"Why is it when someone hear reads a post they don't agree with, they label the post "a slashdot troll"."

Blimey, it was just a joke. It seemed clear from the post that the poster had not read the article (actually he had and the post was intended ironically). Also, on Slashdot people joke all the time about how nobody ever reads the articles. "Read the article? You must be new here."

"Do any of you actually visit Slash any more? Or are you to busy sucking up to Eugenia?"

"Sucking up to Eugenia" sounds so harsh! I prefer to think of it as "getting on Eugenia's good side".

"Anyway... Back on topic. I found Zeroinstall to be a neat idea when I tried it, but I had problems using it from behind my firewall at work."

That's strange. I'm pretty sure Zero-Install uses nothing but standard http connections to download stuff. So if you can browse the web, you should be able to use Zero-Install. Are you sure nothing went wrong during the installation?

Being how software is developed now.
by linux benefiter on Mon 5th Apr 2004 16:40 UTC

Wouldn't this be unpractical without some kind of clever update tool? FOSS gets updated pretty often (atleast the bigger programs.) I don't see how anyone other than Microsoft, or SUN, or some other massive corporation can afford the constant high-bandwidth costs.

"Wouldn't this be unpractical without some kind of clever update tool?"

It works like your web browser.

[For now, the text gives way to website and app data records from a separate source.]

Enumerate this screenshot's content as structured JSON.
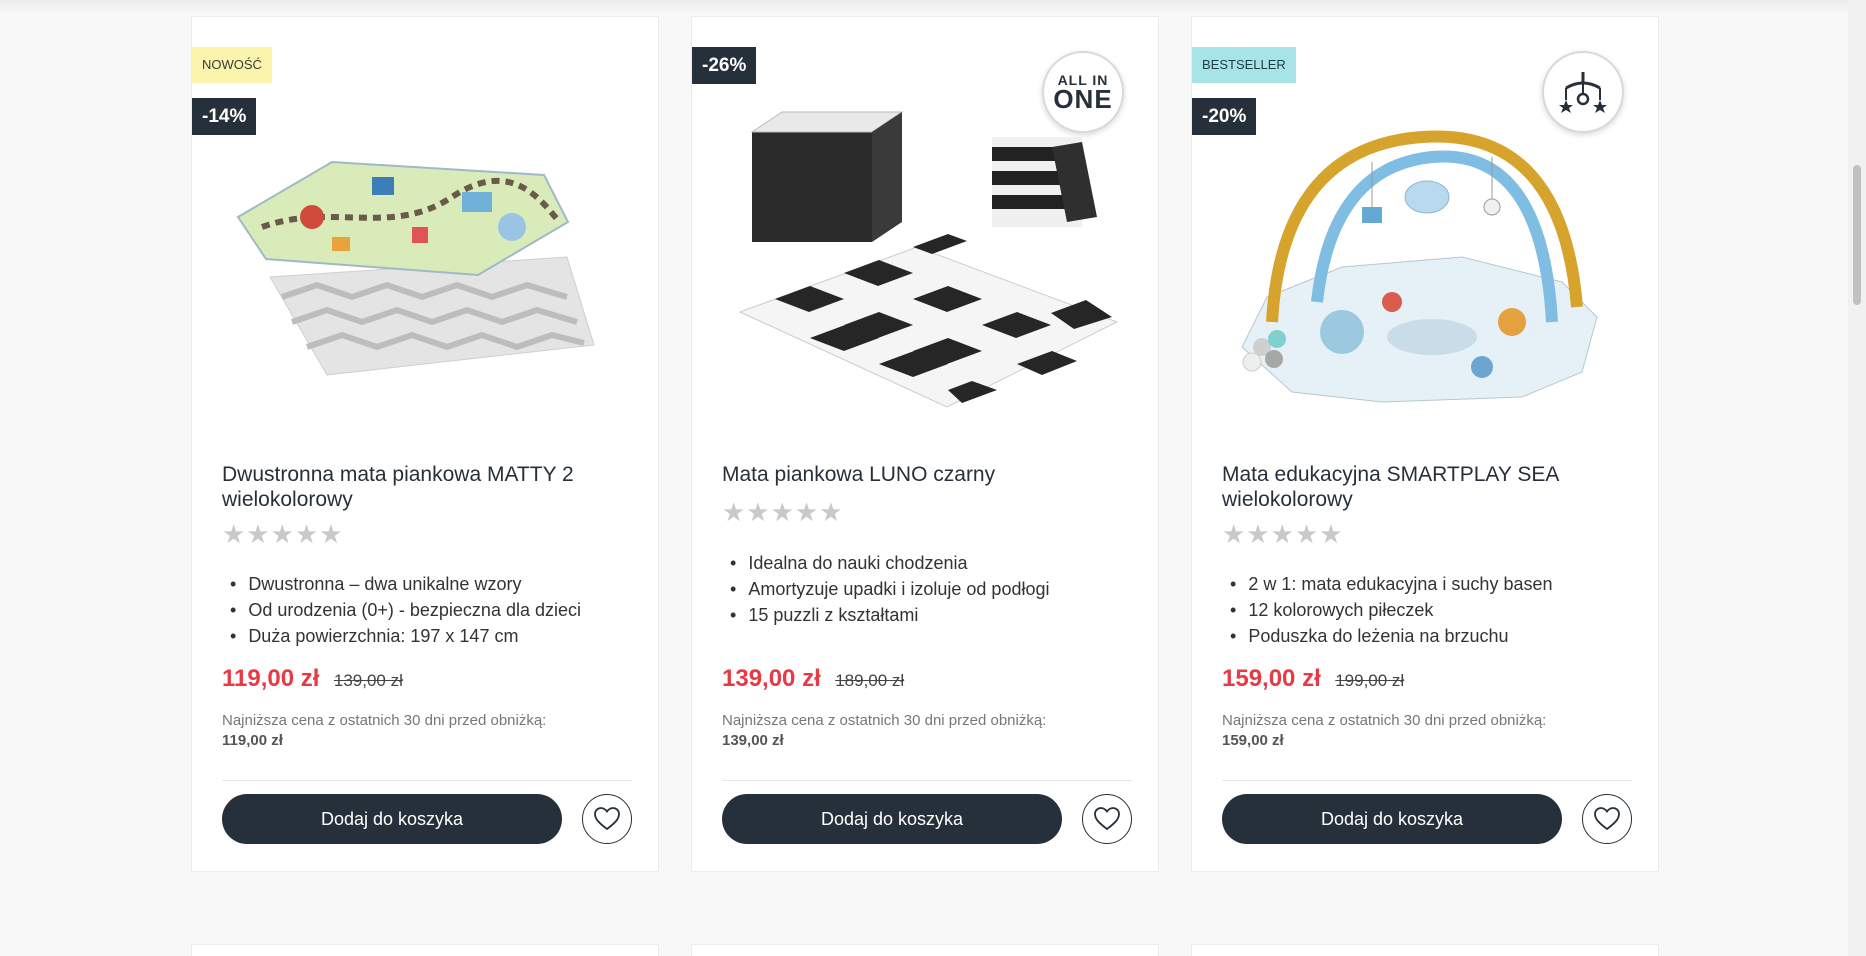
{
  "cards": [
    {
      "badges": [
        "NOWOŚĆ",
        "-14%"
      ],
      "title": "Dwustronna mata piankowa MATTY 2 wielokolorowy",
      "stars": "★★★★★",
      "features": [
        "Dwustronna – dwa unikalne wzory",
        "Od urodzenia (0+) - bezpieczna dla dzieci",
        "Duża powierzchnia: 197 x 147 cm"
      ],
      "price": "119,00 zł",
      "old_price": "139,00 zł",
      "lowest_label": "Najniższa cena z ostatnich 30 dni przed obniżką:",
      "lowest_value": "119,00 zł",
      "add_label": "Dodaj do koszyka"
    },
    {
      "badges": [
        "-26%"
      ],
      "round_badge": {
        "line1": "ALL IN",
        "line2": "ONE"
      },
      "title": "Mata piankowa LUNO czarny",
      "stars": "★★★★★",
      "features": [
        "Idealna do nauki chodzenia",
        "Amortyzuje upadki i izoluje od podłogi",
        "15 puzzli z kształtami"
      ],
      "price": "139,00 zł",
      "old_price": "189,00 zł",
      "lowest_label": "Najniższa cena z ostatnich 30 dni przed obniżką:",
      "lowest_value": "139,00 zł",
      "add_label": "Dodaj do koszyka"
    },
    {
      "badges": [
        "BESTSELLER",
        "-20%"
      ],
      "round_badge_icon": "mobile-toy-icon",
      "title": "Mata edukacyjna SMARTPLAY SEA wielokolorowy",
      "stars": "★★★★★",
      "features": [
        "2 w 1: mata edukacyjna i suchy basen",
        "12 kolorowych piłeczek",
        "Poduszka do leżenia na brzuchu"
      ],
      "price": "159,00 zł",
      "old_price": "199,00 zł",
      "lowest_label": "Najniższa cena z ostatnich 30 dni przed obniżką:",
      "lowest_value": "159,00 zł",
      "add_label": "Dodaj do koszyka"
    }
  ],
  "colors": {
    "dark": "#26303a",
    "price": "#e83a44",
    "badge_new": "#fbf4ad",
    "badge_best": "#a6e4e8"
  }
}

When you click on a program, you'll have the cached version run. If you click the Refresh toolbar button in your filer then a progress box appears briefly and after that you'll get the latest version.

(if you don't have a graphical filer that supports this, you can run the 0refresh command from the shell instead)

Clicking Refresh only updates the index (so the system knows the new version exists). The new version is actually fetched the first time you run it.

Note that previous versions are still available. Refreshing just lets the system know about newer versions. There are some screenshots showing how the multi-version thing works in the freshmeat editorial about it:

http://freshmeat.net/articles/view/1049/

(see "Upgrading software")

"FOSS gets updated pretty often (atleast the bigger programs.) I don't see how anyone other than Microsoft, or SUN, or some other massive corporation can afford the constant high-bandwidth costs"

Unless this system encourages people to upgrade more often, the load is no higher. Also, only the index has to come from the master server. Peer-to-peer and mirrors can be used for the data (MD5 sums are in the index).

Also, the amount downloaded is typically less.
When I 'apt-get upgrade' my dad's Debian system when I'm home, it fetches a few hundred Mb of programs. Much of this data won't even be accessed until I do another upgrade next holiday (but I want it upgraded just in case he does use it). Zero Install only fetches what you actually use, so you usually end up downloading less.